For forest industry companies, the packaging of different wood, paper, board, tissue, and pulp products has been flying outside the sustainability radar. Fossil-based materials, especially plastics, are widely used in the forest products supply chain, thus a lot of room for improvement exists sustainability-wise. As forest products’ packaging is mainly transport packaging between large industrial players, there are also only a few sustainability requirements from the customer’s side.

What is sustainable packaging?

Packaging sustainability cannot be assessed separately from the packed product, thus the context of packaging should be used as the starting point for sustainability evaluation. The environmental impact of the packed product is considerably higher than the impact of packaging. Therefore, the most important sustainability aspects are the packaging’s ability to protect the product, enable sustainable logistics, and facilitate communication about the product and packaging.  The Soras curve describes the balancing between under- and overpacking, thus illustrating the relative magnitude of the environmental impact of under- and overpackaging.

After securing a certain level of packaging functionality, the sustainability of the packaging materials should be evaluated. Ever-growing global resource consumption makes the circular economy one of the most important packaging environmental themes. In addition, especially in the EU, developing environmental regulations are guided by the circular economy principles. To comply with circular economy principles:
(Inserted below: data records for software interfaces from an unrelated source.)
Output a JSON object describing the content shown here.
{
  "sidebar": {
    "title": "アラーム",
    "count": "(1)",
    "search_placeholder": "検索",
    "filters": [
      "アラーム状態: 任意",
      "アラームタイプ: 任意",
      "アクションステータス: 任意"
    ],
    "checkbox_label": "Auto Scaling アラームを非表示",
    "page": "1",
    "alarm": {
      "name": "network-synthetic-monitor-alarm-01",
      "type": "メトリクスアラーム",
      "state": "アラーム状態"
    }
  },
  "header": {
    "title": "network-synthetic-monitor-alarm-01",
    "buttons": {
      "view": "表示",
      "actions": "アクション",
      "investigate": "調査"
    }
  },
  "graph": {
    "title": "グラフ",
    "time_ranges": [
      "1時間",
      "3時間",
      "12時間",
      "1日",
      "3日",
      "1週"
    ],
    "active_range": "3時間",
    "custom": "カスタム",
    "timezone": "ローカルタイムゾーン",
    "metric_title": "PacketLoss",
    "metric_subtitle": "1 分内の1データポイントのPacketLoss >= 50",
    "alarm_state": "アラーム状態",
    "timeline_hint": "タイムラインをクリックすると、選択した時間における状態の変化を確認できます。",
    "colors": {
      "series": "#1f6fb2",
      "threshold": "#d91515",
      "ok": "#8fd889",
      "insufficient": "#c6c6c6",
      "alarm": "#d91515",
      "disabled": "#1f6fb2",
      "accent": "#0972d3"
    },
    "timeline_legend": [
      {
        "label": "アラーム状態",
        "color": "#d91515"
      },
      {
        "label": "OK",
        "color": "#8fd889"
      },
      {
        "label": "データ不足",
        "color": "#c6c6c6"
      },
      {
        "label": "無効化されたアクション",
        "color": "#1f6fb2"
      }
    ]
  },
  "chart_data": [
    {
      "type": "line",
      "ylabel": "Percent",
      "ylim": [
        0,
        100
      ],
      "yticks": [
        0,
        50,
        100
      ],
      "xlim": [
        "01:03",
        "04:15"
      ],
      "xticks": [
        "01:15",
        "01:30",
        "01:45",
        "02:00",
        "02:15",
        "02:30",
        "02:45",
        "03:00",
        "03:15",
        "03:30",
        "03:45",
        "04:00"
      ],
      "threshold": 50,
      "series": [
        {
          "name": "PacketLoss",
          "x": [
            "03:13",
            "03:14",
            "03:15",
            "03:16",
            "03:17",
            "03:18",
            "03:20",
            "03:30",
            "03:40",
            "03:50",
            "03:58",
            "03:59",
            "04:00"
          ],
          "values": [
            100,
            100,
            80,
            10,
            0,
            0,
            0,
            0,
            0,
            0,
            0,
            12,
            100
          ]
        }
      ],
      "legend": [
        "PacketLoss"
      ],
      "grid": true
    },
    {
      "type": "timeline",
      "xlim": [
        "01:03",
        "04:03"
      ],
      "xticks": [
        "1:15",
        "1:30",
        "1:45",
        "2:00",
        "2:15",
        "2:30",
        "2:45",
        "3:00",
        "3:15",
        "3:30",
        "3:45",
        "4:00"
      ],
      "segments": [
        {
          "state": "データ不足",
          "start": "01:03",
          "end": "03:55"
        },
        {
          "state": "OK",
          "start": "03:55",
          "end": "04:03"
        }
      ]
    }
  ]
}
  1. Amount packaging should be optimized, as illustrated in the Soras curve
  2. Packaging materials circulation must be maximized, eliminating the materials leakage from the system to landfills or incineration, or in the worst case, to nature.

Another important theme is replacing fossil-based materials with renewables. Renewable materials from sustainably managed feedstocks mitigate long-term natural resource depletion and climate change. Renewable feedstocks are naturally replenished via biological reproduction and remove carbon from the atmosphere during biomass growth.

What are the next steps towards more sustainable packaging?

Until today the sustainability developments have been focusing on light-weighting, recycling, and protecting the product to the maximum. As companies will face more comprehensive sustainability requirements, also further increasing the packaging sustainability will be on the agenda in the future. To fulfill the sustainability requirements towards the product packaging also in the long-term, the key items to focus on are:

  1. Functionality – Does the packaging fulfill its function to protect, enable logistics and communicate?
  2. Recyclability – Is the packaging recyclable with existing recycling infrastructure to new materials?
  3. Renewable – Maximizing the renewable content in packaging, i.e. minimizing the use of fossil-based materials.

Examples from the industry

Sofidel, an Italian tissue producer, as part of its ambitious sustainable growth strategy has decided to start heavily decreasing the use of conventional plastics in the company’s production.  Plastic reduction is achieved via replacing plastics with kraft paper packaging for some existing products, using recycled or bio-based plastics, and reducing the plastic packaging thickness,

Walki, a Finnish multi-layer laminate, and protective packaging material producer, also has a strategic focus on creating sustainable and circular packaging solutions. Together with UPM,  the companies have been developing a fully wood-based paper reel wrapping material, combining paper with polyethylene produced from tall oil. In addition, UPM has been trialing to reduce the total amount of plastic in the wrapping material by 20%.

On the author: Samuel Leppänen, Consultant, has 3 years of experience in management consulting and forest-based industries. Recently, Samuel completed his master’s thesis on “Requirements for Sustainable Packaging in the Forest Products Value Chain

Vision Hunters provides strategic advisory services for the forest industry and energy sectors. We assist leadership teams in making the smartest strategic choices to improve the outcome of their company in the future. We are highly experienced and result-oriented and have advised many of the leading companies in our industry.